As our entry Barbarians at the Partnership Gate? on January 10 predicted, the great partner smack down is getting under way, and the first out of the box is Howrey’s announcement last month that it was dismissing up to 10% of its partners. Mayer Brown’s recent firing of 28 lawyers included counsel, another tier of long-term lawyers, in addition to associates.
Howrey’s Managing Partner Robert Ruyak was a panelist at the Georgetown Center for the Study of the Legal Profession’s conference entitled "Law Firm Evolution: Brave New World or Business as Usual?" last month. He and other managing partners there acknowledged that, in addition to pruning partner ranks, lower compensation expectations are likely part of the longer-term fallout of the recent downturn. Those lower levels will put partner compensation, Ruyak pointed out, closer in line with the historical pace of increases that existed before the irrational exuberance that we all enjoyed over the last decade.
Managing your partners’ expectations regarding compensation over the next few years will be a monumental task. Partners are going to be expecting, impatiently, for compensation to rise and will look to push out older partners, drastically reduce expenses, and advocate for anything else, short of scorching the very earth they occupy, that will help drive up compensation.

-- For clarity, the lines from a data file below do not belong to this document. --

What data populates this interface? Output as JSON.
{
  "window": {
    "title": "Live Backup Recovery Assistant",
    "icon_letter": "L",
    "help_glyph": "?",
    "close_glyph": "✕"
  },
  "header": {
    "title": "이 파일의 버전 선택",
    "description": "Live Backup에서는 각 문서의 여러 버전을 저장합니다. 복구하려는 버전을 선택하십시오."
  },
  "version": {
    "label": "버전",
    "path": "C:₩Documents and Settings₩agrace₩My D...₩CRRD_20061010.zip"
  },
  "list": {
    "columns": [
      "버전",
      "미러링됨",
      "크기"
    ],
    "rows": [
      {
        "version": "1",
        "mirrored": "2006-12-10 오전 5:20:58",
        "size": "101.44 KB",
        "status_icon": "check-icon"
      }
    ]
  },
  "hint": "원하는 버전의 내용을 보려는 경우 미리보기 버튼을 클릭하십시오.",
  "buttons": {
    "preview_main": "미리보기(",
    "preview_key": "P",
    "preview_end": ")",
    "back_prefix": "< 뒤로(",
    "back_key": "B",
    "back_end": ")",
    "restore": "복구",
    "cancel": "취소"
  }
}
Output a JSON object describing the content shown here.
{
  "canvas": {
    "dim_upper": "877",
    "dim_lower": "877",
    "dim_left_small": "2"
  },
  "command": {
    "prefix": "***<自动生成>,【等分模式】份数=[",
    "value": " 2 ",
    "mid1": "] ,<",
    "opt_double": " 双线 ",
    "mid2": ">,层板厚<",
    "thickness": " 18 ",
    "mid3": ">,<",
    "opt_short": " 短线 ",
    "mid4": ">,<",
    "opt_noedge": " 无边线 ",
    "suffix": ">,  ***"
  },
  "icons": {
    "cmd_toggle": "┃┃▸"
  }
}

Firms must be well-equipped to deal with the conflict, attrition and problematic morale that compensation issues will generate.
Now is the time to start that process of managing expectations. The first step is to reassure partners that the firm has a strategy for stability and and even growth over the next years ahead. Are you prepared for the first step?